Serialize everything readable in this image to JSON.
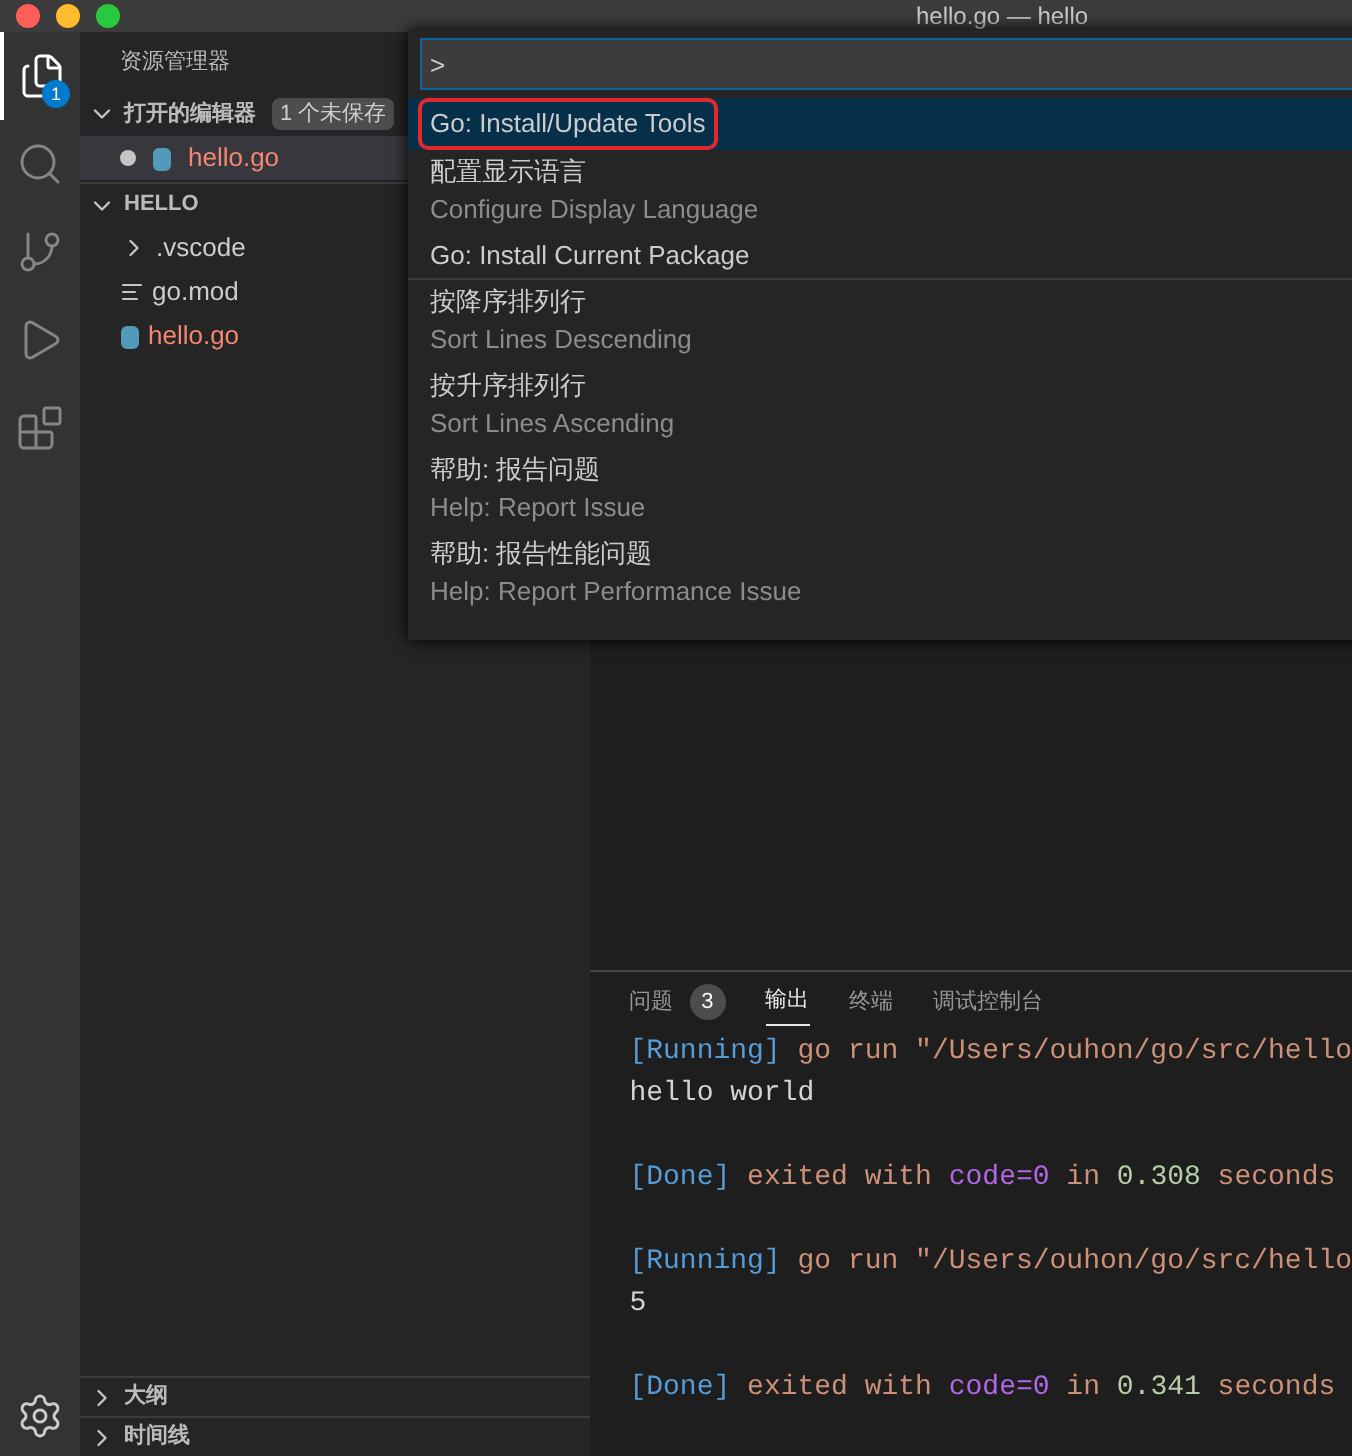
{
  "window": {
    "title": "hello.go — hello"
  },
  "activity_bar": {
    "items": [
      {
        "kind": "files",
        "selected": true,
        "badge": "1"
      },
      {
        "kind": "search",
        "selected": false
      },
      {
        "kind": "source-control",
        "selected": false
      },
      {
        "kind": "run",
        "selected": false
      },
      {
        "kind": "extensions",
        "selected": false
      }
    ]
  },
  "sidebar": {
    "title": "资源管理器",
    "open_editors": {
      "label": "打开的编辑器",
      "expanded": true,
      "badge": "1 个未保存",
      "items": [
        {
          "name": "hello.go",
          "dirty": true,
          "error": true
        }
      ]
    },
    "folder": {
      "label": "HELLO",
      "expanded": true,
      "items": [
        {
          "kind": "folder",
          "name": ".vscode",
          "expanded": false,
          "error": false
        },
        {
          "kind": "file",
          "name": "go.mod",
          "error": false
        },
        {
          "kind": "go",
          "name": "hello.go",
          "error": true
        }
      ]
    },
    "bottom_sections": [
      {
        "label": "大纲",
        "expanded": false
      },
      {
        "label": "时间线",
        "expanded": false
      }
    ]
  },
  "command_palette": {
    "value": ">",
    "items": [
      {
        "label": "Go: Install/Update Tools",
        "selected": true,
        "highlighted": true,
        "separator": false
      },
      {
        "label": "配置显示语言",
        "detail": "Configure Display Language",
        "selected": false,
        "highlighted": false,
        "separator": false
      },
      {
        "label": "Go: Install Current Package",
        "selected": false,
        "highlighted": false,
        "separator": true
      },
      {
        "label": "按降序排列行",
        "detail": "Sort Lines Descending",
        "selected": false,
        "highlighted": false,
        "separator": false
      },
      {
        "label": "按升序排列行",
        "detail": "Sort Lines Ascending",
        "selected": false,
        "highlighted": false,
        "separator": false
      },
      {
        "label": "帮助: 报告问题",
        "detail": "Help: Report Issue",
        "selected": false,
        "highlighted": false,
        "separator": false
      },
      {
        "label": "帮助: 报告性能问题",
        "detail": "Help: Report Performance Issue",
        "selected": false,
        "highlighted": false,
        "separator": false
      }
    ]
  },
  "panel": {
    "tabs": [
      {
        "label": "问题",
        "badge": "3",
        "selected": false
      },
      {
        "label": "输出",
        "selected": true
      },
      {
        "label": "终端",
        "selected": false
      },
      {
        "label": "调试控制台",
        "selected": false
      }
    ],
    "output": [
      {
        "kind": "text",
        "segments": [
          {
            "text": "[Running]",
            "color": "#569cd6"
          },
          {
            "text": " go run \"/Users/ouhon/go/src/hello",
            "color": "#ce9178"
          }
        ]
      },
      {
        "kind": "text",
        "segments": [
          {
            "text": "hello world",
            "color": "#d4d4d4"
          }
        ]
      },
      {
        "kind": "blank"
      },
      {
        "kind": "text",
        "segments": [
          {
            "text": "[Done]",
            "color": "#569cd6"
          },
          {
            "text": " exited with ",
            "color": "#ce9178"
          },
          {
            "text": "code=0",
            "color": "#b267e6"
          },
          {
            "text": " in ",
            "color": "#ce9178"
          },
          {
            "text": "0.308",
            "color": "#b5cea8"
          },
          {
            "text": " seconds",
            "color": "#ce9178"
          }
        ]
      },
      {
        "kind": "blank"
      },
      {
        "kind": "text",
        "segments": [
          {
            "text": "[Running]",
            "color": "#569cd6"
          },
          {
            "text": " go run \"/Users/ouhon/go/src/hello",
            "color": "#ce9178"
          }
        ]
      },
      {
        "kind": "text",
        "segments": [
          {
            "text": "5",
            "color": "#d4d4d4"
          }
        ]
      },
      {
        "kind": "blank"
      },
      {
        "kind": "text",
        "segments": [
          {
            "text": "[Done]",
            "color": "#569cd6"
          },
          {
            "text": " exited with ",
            "color": "#ce9178"
          },
          {
            "text": "code=0",
            "color": "#b267e6"
          },
          {
            "text": " in ",
            "color": "#ce9178"
          },
          {
            "text": "0.341",
            "color": "#b5cea8"
          },
          {
            "text": " seconds",
            "color": "#ce9178"
          }
        ]
      }
    ]
  }
}
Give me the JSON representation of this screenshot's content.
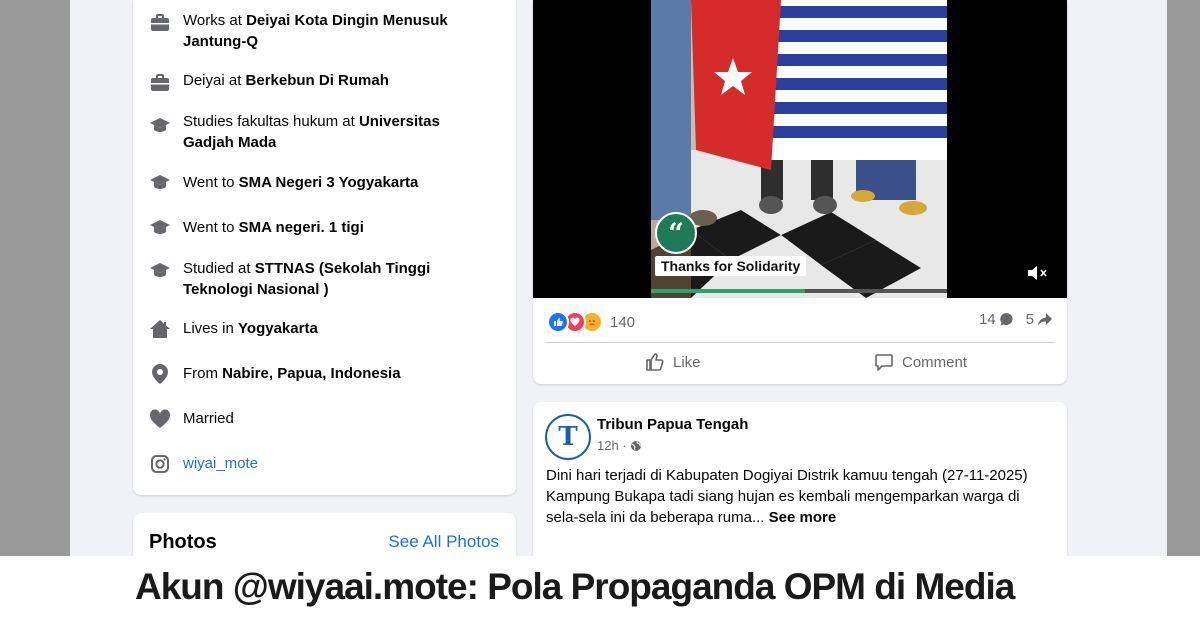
{
  "intro": {
    "items": [
      {
        "icon": "briefcase-icon",
        "prefix": "Works at ",
        "bold": "Deiyai Kota Dingin Menusuk Jantung-Q"
      },
      {
        "icon": "briefcase-icon",
        "prefix": "Deiyai at ",
        "bold": "Berkebun Di Rumah"
      },
      {
        "icon": "graduation-cap-icon",
        "prefix": "Studies fakultas hukum at ",
        "bold": "Universitas Gadjah Mada"
      },
      {
        "icon": "graduation-cap-icon",
        "prefix": "Went to ",
        "bold": "SMA Negeri 3 Yogyakarta"
      },
      {
        "icon": "graduation-cap-icon",
        "prefix": "Went to ",
        "bold": "SMA negeri. 1 tigi"
      },
      {
        "icon": "graduation-cap-icon",
        "prefix": "Studied at ",
        "bold": "STTNAS (Sekolah Tinggi Teknologi Nasional )"
      },
      {
        "icon": "home-icon",
        "prefix": "Lives in ",
        "bold": "Yogyakarta"
      },
      {
        "icon": "location-pin-icon",
        "prefix": "From ",
        "bold": "Nabire, Papua, Indonesia"
      },
      {
        "icon": "heart-icon",
        "prefix": "Married",
        "bold": ""
      },
      {
        "icon": "instagram-icon",
        "prefix": "wiyai_mote",
        "bold": ""
      }
    ]
  },
  "photos": {
    "title": "Photos",
    "see_all": "See All Photos"
  },
  "post": {
    "video_caption": "Thanks for Solidarity",
    "video_progress": 0.52,
    "reaction_count": "140",
    "comment_count": "14",
    "share_count": "5",
    "like_label": "Like",
    "comment_label": "Comment"
  },
  "news_post": {
    "author": "Tribun Papua Tengah",
    "time": "12h ·",
    "body": "Dini hari terjadi di Kabupaten Dogiyai Distrik kamuu tengah (27-11-2025) Kampung Bukapa tadi siang hujan es kembali mengemparkan warga di sela-sela ini da beberapa ruma...",
    "see_more": "See more"
  },
  "headline": "Akun @wiyaai.mote: Pola Propaganda OPM di Media",
  "colors": {
    "link": "#216fdb",
    "like_blue": "#1877f2",
    "love_red": "#f33e58",
    "care_yellow": "#f7b125"
  }
}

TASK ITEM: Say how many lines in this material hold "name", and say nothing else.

FINISHED TASK: 4